Markfield: FIFA frustrations

Harrison Markfield, Columnist

In a somewhat more normal timeline, the 2022 World Cup would not be getting many headlines in early autumn. The international break on the soccer calendar would be for innocuous friendlies disrupting the flow of domestic and continental club competition.

Of course, this is no normal timeline since the World Cup is being held in a Gulf state in November, breaking from its usual summer placement. The tournament has drawn numerous substantiated allegations of bribery against both Qatar’s footballing authorities as well as FIFA, who awarded the 2018 (Russia) and 2022 tournaments at the same time in 2010.

International sporting events are no stranger to — nor ever entirely separate from — geopolitics, and many Olympic and World Cup tournaments draw criticism for the capital costs involved that rarely see returns after the tournament’s conclusion, but this winter’s World Cup is an egregious example. 

Migrant workers have been taken in by the oil-rich country and put to work constructing opulent stadiums and urban landscapes to attract the eyes of the world, costing the lives of thousands in service of sports watching. 

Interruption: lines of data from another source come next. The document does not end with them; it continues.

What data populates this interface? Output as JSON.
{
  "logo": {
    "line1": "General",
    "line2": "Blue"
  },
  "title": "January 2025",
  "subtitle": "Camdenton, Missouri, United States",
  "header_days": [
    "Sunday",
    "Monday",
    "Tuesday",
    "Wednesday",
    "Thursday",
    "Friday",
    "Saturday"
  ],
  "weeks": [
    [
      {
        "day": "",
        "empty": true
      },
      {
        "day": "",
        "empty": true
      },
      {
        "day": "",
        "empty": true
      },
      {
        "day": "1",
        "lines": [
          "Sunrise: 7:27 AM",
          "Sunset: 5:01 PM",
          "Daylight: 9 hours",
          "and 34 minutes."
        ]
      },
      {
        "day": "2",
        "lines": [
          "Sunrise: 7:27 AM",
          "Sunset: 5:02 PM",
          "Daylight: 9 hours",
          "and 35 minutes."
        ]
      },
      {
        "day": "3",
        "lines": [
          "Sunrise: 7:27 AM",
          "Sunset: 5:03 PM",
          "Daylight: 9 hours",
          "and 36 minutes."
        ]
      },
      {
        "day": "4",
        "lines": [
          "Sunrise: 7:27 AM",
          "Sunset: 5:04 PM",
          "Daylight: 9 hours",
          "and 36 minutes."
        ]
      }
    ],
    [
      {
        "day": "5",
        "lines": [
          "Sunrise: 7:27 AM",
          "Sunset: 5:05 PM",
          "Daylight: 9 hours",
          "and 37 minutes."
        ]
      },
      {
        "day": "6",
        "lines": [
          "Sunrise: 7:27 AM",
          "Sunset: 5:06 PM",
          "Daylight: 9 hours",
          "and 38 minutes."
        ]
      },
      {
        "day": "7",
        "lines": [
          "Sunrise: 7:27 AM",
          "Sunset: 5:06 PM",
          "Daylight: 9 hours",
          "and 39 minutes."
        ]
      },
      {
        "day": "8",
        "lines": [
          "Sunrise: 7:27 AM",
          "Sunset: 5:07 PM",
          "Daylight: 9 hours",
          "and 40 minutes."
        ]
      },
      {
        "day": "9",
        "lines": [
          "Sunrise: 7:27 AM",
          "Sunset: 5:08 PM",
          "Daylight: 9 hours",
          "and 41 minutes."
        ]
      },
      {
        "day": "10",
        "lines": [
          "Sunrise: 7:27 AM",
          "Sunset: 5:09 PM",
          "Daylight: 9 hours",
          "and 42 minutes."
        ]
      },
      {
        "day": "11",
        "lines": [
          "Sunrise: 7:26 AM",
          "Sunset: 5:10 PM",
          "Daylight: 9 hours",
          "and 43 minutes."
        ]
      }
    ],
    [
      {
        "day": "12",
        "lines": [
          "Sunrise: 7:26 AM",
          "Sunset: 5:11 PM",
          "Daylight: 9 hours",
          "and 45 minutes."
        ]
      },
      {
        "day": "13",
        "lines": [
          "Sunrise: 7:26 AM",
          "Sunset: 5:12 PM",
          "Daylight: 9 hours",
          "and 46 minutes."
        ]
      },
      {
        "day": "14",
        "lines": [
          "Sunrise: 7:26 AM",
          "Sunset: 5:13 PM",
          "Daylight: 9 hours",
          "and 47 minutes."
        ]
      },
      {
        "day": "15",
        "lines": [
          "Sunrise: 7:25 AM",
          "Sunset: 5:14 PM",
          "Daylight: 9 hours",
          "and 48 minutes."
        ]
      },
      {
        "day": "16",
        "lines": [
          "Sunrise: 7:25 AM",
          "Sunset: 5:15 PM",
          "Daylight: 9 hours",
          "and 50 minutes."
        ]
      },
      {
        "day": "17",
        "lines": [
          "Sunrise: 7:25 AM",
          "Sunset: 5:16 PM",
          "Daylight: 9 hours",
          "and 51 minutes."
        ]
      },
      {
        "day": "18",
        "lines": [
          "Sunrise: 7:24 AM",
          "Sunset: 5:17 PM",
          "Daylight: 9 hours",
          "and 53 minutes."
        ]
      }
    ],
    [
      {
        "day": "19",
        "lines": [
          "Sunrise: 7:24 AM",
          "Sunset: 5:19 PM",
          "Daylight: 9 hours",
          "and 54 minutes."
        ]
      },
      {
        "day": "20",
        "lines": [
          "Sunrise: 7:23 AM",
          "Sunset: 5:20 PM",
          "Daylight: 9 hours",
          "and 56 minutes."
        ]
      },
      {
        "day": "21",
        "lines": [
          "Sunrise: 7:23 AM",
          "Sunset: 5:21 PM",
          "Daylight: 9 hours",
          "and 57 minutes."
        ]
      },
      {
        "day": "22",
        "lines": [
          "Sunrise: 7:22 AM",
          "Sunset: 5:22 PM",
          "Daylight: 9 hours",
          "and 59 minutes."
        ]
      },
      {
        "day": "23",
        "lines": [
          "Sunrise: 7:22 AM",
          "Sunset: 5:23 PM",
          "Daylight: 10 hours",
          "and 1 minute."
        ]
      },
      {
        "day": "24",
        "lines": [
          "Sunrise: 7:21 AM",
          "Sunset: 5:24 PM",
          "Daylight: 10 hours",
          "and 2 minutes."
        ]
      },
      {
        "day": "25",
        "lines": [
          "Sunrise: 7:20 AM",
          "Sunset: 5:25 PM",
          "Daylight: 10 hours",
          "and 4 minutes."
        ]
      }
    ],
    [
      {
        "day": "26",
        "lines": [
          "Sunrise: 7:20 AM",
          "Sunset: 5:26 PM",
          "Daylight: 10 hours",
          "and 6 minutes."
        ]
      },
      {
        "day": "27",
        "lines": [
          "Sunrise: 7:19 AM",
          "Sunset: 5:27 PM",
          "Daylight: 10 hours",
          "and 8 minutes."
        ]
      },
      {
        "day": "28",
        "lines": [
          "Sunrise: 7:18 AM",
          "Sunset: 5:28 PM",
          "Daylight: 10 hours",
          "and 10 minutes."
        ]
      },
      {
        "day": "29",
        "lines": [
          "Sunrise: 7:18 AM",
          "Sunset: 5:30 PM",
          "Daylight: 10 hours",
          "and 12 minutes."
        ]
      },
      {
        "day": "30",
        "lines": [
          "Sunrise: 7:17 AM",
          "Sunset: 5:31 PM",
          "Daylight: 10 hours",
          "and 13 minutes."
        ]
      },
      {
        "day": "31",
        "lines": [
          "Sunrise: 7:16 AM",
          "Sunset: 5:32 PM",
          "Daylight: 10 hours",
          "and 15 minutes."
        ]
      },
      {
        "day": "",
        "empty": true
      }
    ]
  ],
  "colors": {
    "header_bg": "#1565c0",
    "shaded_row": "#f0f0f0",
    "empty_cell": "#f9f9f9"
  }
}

According to “The Guardian,” those workers were underpaid or had wages withheld, given inhumane living conditions and had their passports confiscated. Effectively, they were victims of modern-day slavery, and their deaths and suffering will not receive reparation.

The tournament has drawn significant protest from human rights groups, and rightfully so. However, players and national associations have somewhat shied away from those claims, with a new, notable exception.

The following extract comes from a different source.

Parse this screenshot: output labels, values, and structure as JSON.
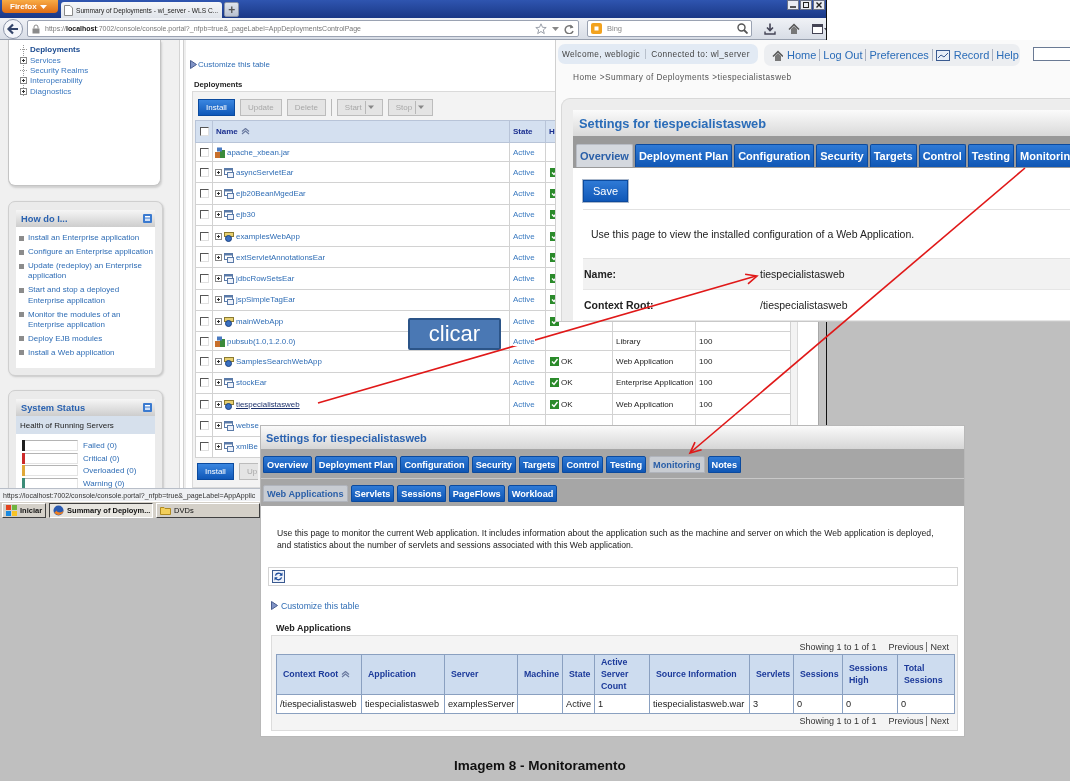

Hummel, a Danish sportswear brand and longtime equipment sponsor of their national team and a few other clubs, announced last week that they would obscure the logos on their equipment and “tone down” the style of their kits for the tournament. They cited that the death toll involved in putting on the international spectacle made them want to disassociate themselves from it.

The irony is inherent, considering that this was done in a press release nearly two months before the tournament and after the final matches of an international break. This means that the eyes of the footballing world wouldn’t have many other places to look until the weekend, especially not in Europe. 

The marketing department couldn’t help themselves either, talking about the design ethos of the kits and how they relate to past Danish performances. Hummel’s statement, while somewhat admirable in its intention, feels vapid and part of a larger issue surrounding meaningful protest in sports. 

The company passes itself off as not willing to lose money or risk any kind of financial or reputational stake that they stand to receive from the tournament, save perhaps a few embittered fans who think sports and politics are meant to be like oil and water. Nor is Hummel willing to expose or condemn specifics of the Qatari regime. Instead, it’s a mealymouthed way of positioning oneself in the center. 

Whether one believes it is the responsibility of a sporting entity to make these kinds of statements is something that has a place for debate. But it has become an expectation for leagues in multiple sports around the world to make statements and campaigns for equality, though often without making meaningful material contributions or critically confronting their own place in how those issues are perpetuated. We see it every NFL Sunday, with flyovers and the anthem sandwiched around statements reaffirming a commitment to justice.

To be sure, the difficult geopolitical relations between the Western world and the wealthy petrostates they rely on complicate these matters. When Formula 1 announced it was racing in Saudi Arabia and Qatar in recent years, skeptical fans were quick to point out both countries’ egregious human rights records. 

Platforming these regimes through one of the biggest lenses in the world — sport — is unnecessary and should draw more criticism, but it needs to be meaningful and have physical consequences. Hummel’s press release (and, to be clear, they are far from the biggest stakeholder involved) does not have meaning or consequence. 

The only people hurt are graphic designers who lost months of work. And, as one of the stakeholders who could make a real statement and impact the amount of money the tournament pulls in, they needed to do more with their position. Same with other manufacturers, sponsors, players, national associations and ultimately FIFA.

A real statement of intent would be to sacrifice some money and take on some outrage out of respect for the people who died in service of a tournament founded on corruption. But nobody is willing to give that up. Instead, we are all likely to spend our holiday season glued to our TVs and breathing in the tournament. And when you do, look for the bee on the chest of the Danish shirts and the chevrons on the shoulders. They’ll be there, just blended in. Ask yourself if it really made any difference.